Mark Swanson, president of Stauf's Coffee Roasters, recently traveled to Costa Rica and Honduras to examine and procure honey-processed beans firsthand.

Mark Swanson, president of Stauf's Coffee Roasters, recently traveled to Costa Rica and Honduras to examine and procure honey-processed beans firsthand.

First things first:There's no honey in honey-processed coffee.

Honey processing is a method for treating coffee beans that's a balance between dry or natural processing, where all the layers surrounding the coffee bean-the fruity pulp and the thin membranes called mucilage, parchment and silver skin-are dried together, and wet or washed processing, where nearly all of these layers are removed from the bean before it's dried.

The honey process falls between the two. The pulp is removedbut the other layers, from the mucilage on down, are left around the bean. Those wet and sticky layers surrounding the bean are called the honey.

Mark Swanson, president of Stauf's Coffee Roasters, recently traveled to Costa Rica and Honduras to examine and procure honey-processed beans firsthand. "When you pick this stuff up it's like caramel corn," he says, "and when you smell it, it's sweet. I was really surprised at how sweet the coffees were, although they tend to mellow out in the cup."

The tackiness poses challenges to the process. "It's super difficult because the coffee is so sticky," says Brandon Bir, sourcing and education manager for Crimson Cup. "The thing is that you can't just put out coffee and let it dry. " The beans are usually laid on raised beds and raked repeatedly while they dry over the course of one to three weeks. The trick is allowing a little bit of fermentation without letting the beans rot.

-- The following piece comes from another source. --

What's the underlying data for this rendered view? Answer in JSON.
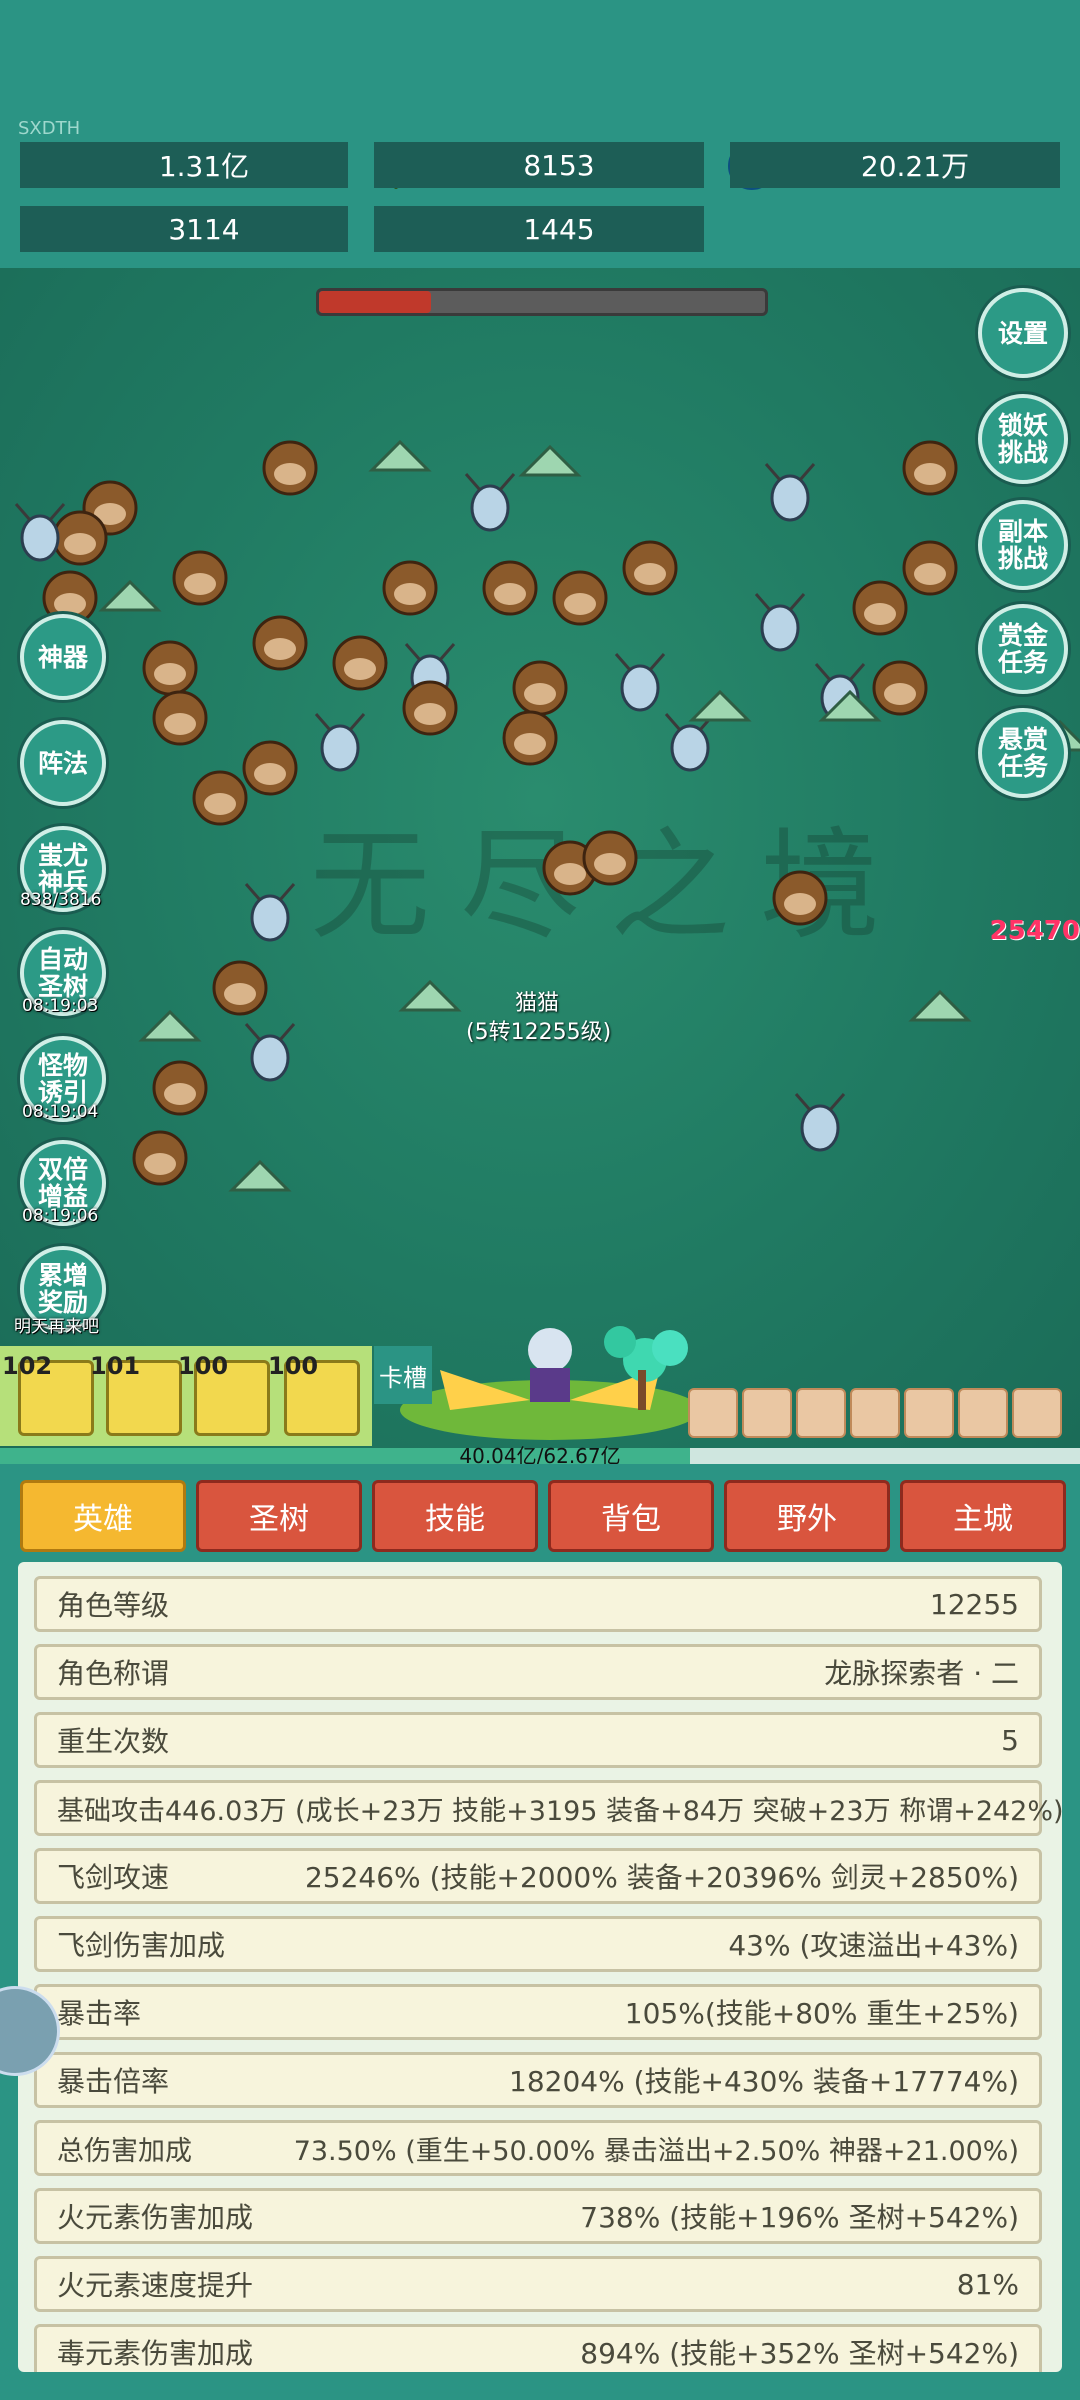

There are also different degrees of honey processing, ranging in color designations from white to black. White honey, says Swanson, means nearly 80 to 90 percent of the mucilage is removed. It's most similar to the traditional wet process, and produces the lightest flavor profile of honey-processed beans. Yellow honey leaves a little more of the mucilage intact, thus producing a slightly deeper color. Red honey leaves a majority of the mucilage, so the beans turn a reddish hue as they dry. Black is the rarest of the honey processes; the cherry is often left to ripen on the tree before it's dried. The mucilage is left in close contact with the bean for longer, which turns it black.

Despite the higher maintenance required, honey-processed coffee is attractive to roasters for the new flavor profiles it introduces. Jason Valentine, the roaster behind Thunderkiss Coffee says: "It was one of the first coffees I roasted where I was wowed. It has a balance of acidity and sweetness I didn't have from other coffees." Valentine says the honey-processed beans are also easily adaptable to different preparations, from espresso to pour-overs to drip coffee.

Swanson says these latest developments in honey processing highlight the constant experimentation in the coffee business: "Wet process used to be the gold standard, but all bets are truly off in coffee. People are doing some great and crazy things. It keeps me on my toes."